The COVID-19 pandemic has exposed much about who we are, our resources, our strengths and limitations. We will be dissecting our responses for years to come and hopefully, doing some profound “lessons learned” analysis nationally and globally. Many of us are reflecting on what our reactions, individually and collectively, have exposed thus far. I’ve observed two things in our everyday lives that have been magnified by this crisis: how we receive and interpret data; and, the role empathy plays in decision making.

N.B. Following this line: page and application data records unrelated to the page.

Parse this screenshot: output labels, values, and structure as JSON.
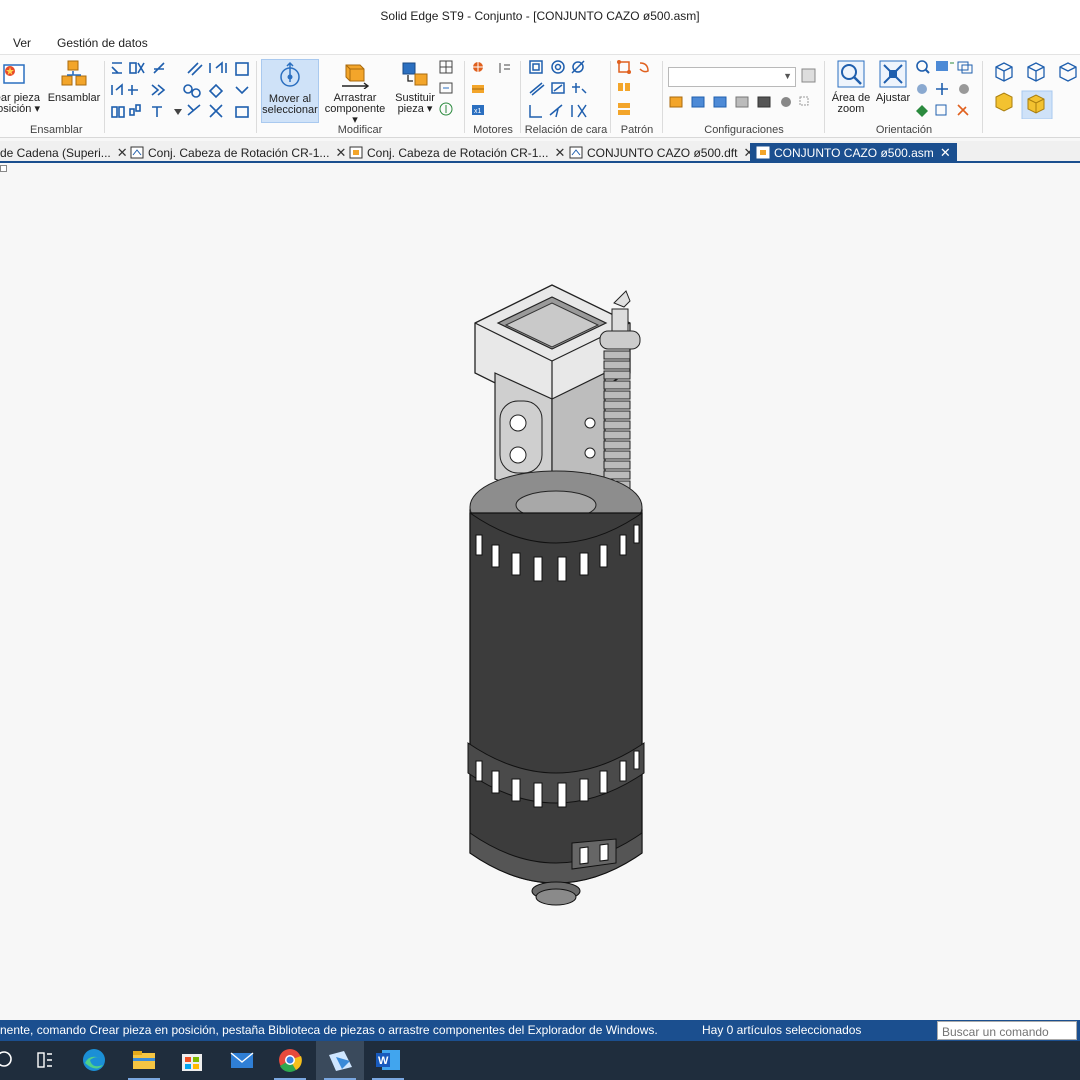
{
  "window": {
    "title": "Solid Edge ST9 - Conjunto - [CONJUNTO CAZO ø500.asm]"
  },
  "menu": {
    "items": [
      "Ver",
      "Gestión de datos"
    ]
  },
  "ribbon": {
    "groups": {
      "ensamblar": {
        "label": "Ensamblar",
        "create_part": "Crear pieza en posición",
        "assemble": "Ensamblar"
      },
      "modificar": {
        "label": "Modificar",
        "move_to_select": "Mover al seleccionar",
        "drag_component": "Arrastrar componente",
        "replace_part": "Sustituir pieza"
      },
      "motores": {
        "label": "Motores"
      },
      "relacion_cara": {
        "label": "Relación de cara"
      },
      "patron": {
        "label": "Patrón"
      },
      "configuraciones": {
        "label": "Configuraciones",
        "combo_value": ""
      },
      "orientacion": {
        "label": "Orientación",
        "zoom_area": "Área de zoom",
        "fit": "Ajustar"
      }
    }
  },
  "tabs": [
    {
      "label": "de Cadena (Superi...",
      "type": "asm",
      "active": false
    },
    {
      "label": "Conj. Cabeza de Rotación CR-1...",
      "type": "dft",
      "active": false
    },
    {
      "label": "Conj. Cabeza de Rotación CR-1...",
      "type": "asm",
      "active": false
    },
    {
      "label": "CONJUNTO CAZO ø500.dft",
      "type": "dft",
      "active": false
    },
    {
      "label": "CONJUNTO CAZO ø500.asm",
      "type": "asm",
      "active": true
    }
  ],
  "status": {
    "message": "nente, comando Crear pieza en posición, pestaña Biblioteca de piezas o arrastre componentes del Explorador de Windows.",
    "selection": "Hay 0 artículos seleccionados",
    "command_placeholder": "Buscar un comando"
  },
  "taskbar": {
    "apps": [
      "search-icon",
      "task-view-icon",
      "edge-icon",
      "file-explorer-icon",
      "store-icon",
      "mail-icon",
      "chrome-icon",
      "solid-edge-icon",
      "word-icon"
    ],
    "active": "solid-edge-icon"
  },
  "colors": {
    "accent": "#1b4f8f",
    "ribbon_active": "#cfe2f8",
    "taskbar": "#1f2d3d",
    "model_dark": "#3c3c3c",
    "model_light": "#d8d8d8"
  }
}
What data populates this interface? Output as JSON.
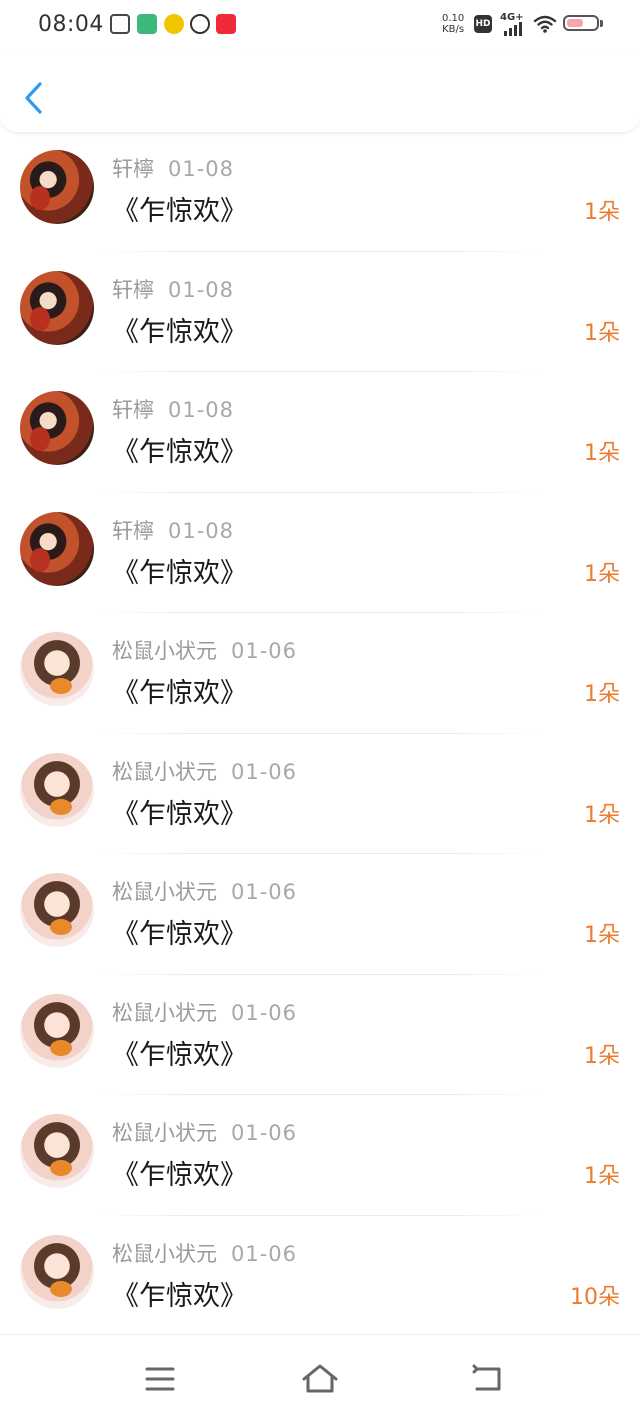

Initially, where people turned for information impacted their perception of this situation. The news outlets reported different interpretations of how COVID-19 was unfolding abroad and what the potential impact would be here in the U.S. In 2020 people have broad access to diverse information being dispersed with a wide variety of agendas, research, and expertise behind it. To stay responsibly informed these days means not just to read the paper or watch the news but to do so from a variety of sources. Those of us who have jobs that involve research or interpretation, must be especially vigilant about the diversity of resources we use to arrive at our conclusions.
Once we all see the same data, the confusion does not end. In the earlier days of the COVID-19 outbreak, I talked to and heard many people greatly comforted in hearing the death rate was only about 1% (the true number is yet to be determined). Others heard this information and asked, but how contagious is it?– 1% of what? Similarly, many were comforted to learn that for the majority of the population the manifestation would be like a regular flu or something even milder. Others saw this fact as one of the core dangers; something that is mild to most and deadly to a few is harder to identify, track and contain.
It’s like the famous drawing that some viewers see as an old lady looking down while others see a young lady looking away. Same picture, different perceptions. As horror stories emerged of overworked doctors and nurses having to turn away people who needed treatment, there were some who thought “this is a thing happening way over there” and some who thought, “this is a thing about to happen here.” It is tempting to focus on who was right and who was wrong, and in certain instances that is appropriate. But we must also remember that people will always see and react to things differently. This morning my brother shared a statistic he heard about the percentage of people likely to be infected and the death rate compared to other outbreaks. My response was, “That is terrifying!” He replied, “Really? How do you not see that as comforting?” This crisis is a reminder of how important it is both that our teams and organizations consist of people with true expertise, and also with a range of experience and ways of seeing and interpreting the world around them. We must have multiple and diverse perspectives to arrive at the most responsible decisions and to understand how best to communicate them.
There is no shortage of research and discussion about the important role of empathy in effective leadership. I’m not going to talk about that. There are enough people focusing on leadership or the lack thereof through this crisis. The opportunity here is to reflect on our own processing over the course of the past weeks and the extent to which empathy has played a role in the personal decisions we make. If we learned we were of a group that would be minimally impacted if we caught this virus, did we breathe a sigh of relief and move on? Have we been curious about people’s experiences around the world beyond how those experiences might impact us personally? It seems the tipping point in a collective understanding of our individual responsibility came with the “flatten the curve” graphics and messaging. (An important lesson in the necessity of clear, impactful communication.) The picture of overwhelmed hospitals with medical workers and patients not having enough protective gear, respirators and oxygen, broke through and struck an empathetic chord that reverberated and spread. Even now, some people are having trouble making individual sacrifices because they don’t feel this situation as a threat. There are, of course, multiple reasons for the choices people are making, but there is no doubt that empathy, the ability to sense or imagine someone else’s experience or feelings, plays a crucial role in our ability to understand this crisis and make sacrifices to protect each other. COVID-19 has reminded us how connected we are and how our individual decision making often has broad impact. As we consider the decisions we make for our teams, businesses and customers, we can reflect on this example of the role empathy plays in our ability to perceive complex situations and make sound decisions.
A couple weeks ago the guy sitting in front of me on my flight was watching FOX news. Seven minutes later he tuned into MSNBC. The next time I looked up it was CNN. “Good for you,” I thought. There are not many of us with the disciplined curiosity to take in information so broadly. Even if we have no respect for one of these sources, there’s great value in understanding what others are hearing and how they are arriving at their perspectives. Even when seeing the same thing, even when the expert shows us the data, we humans will always interpret things differently. We must actively seek out those varying perspectives so we can help each other towards a common picture or goal that will enable us to think beyond ourselves and our own frameworks to make thoughtful, broadly informed decisions how to move forward. Then we do our best, which sometimes, will be enough.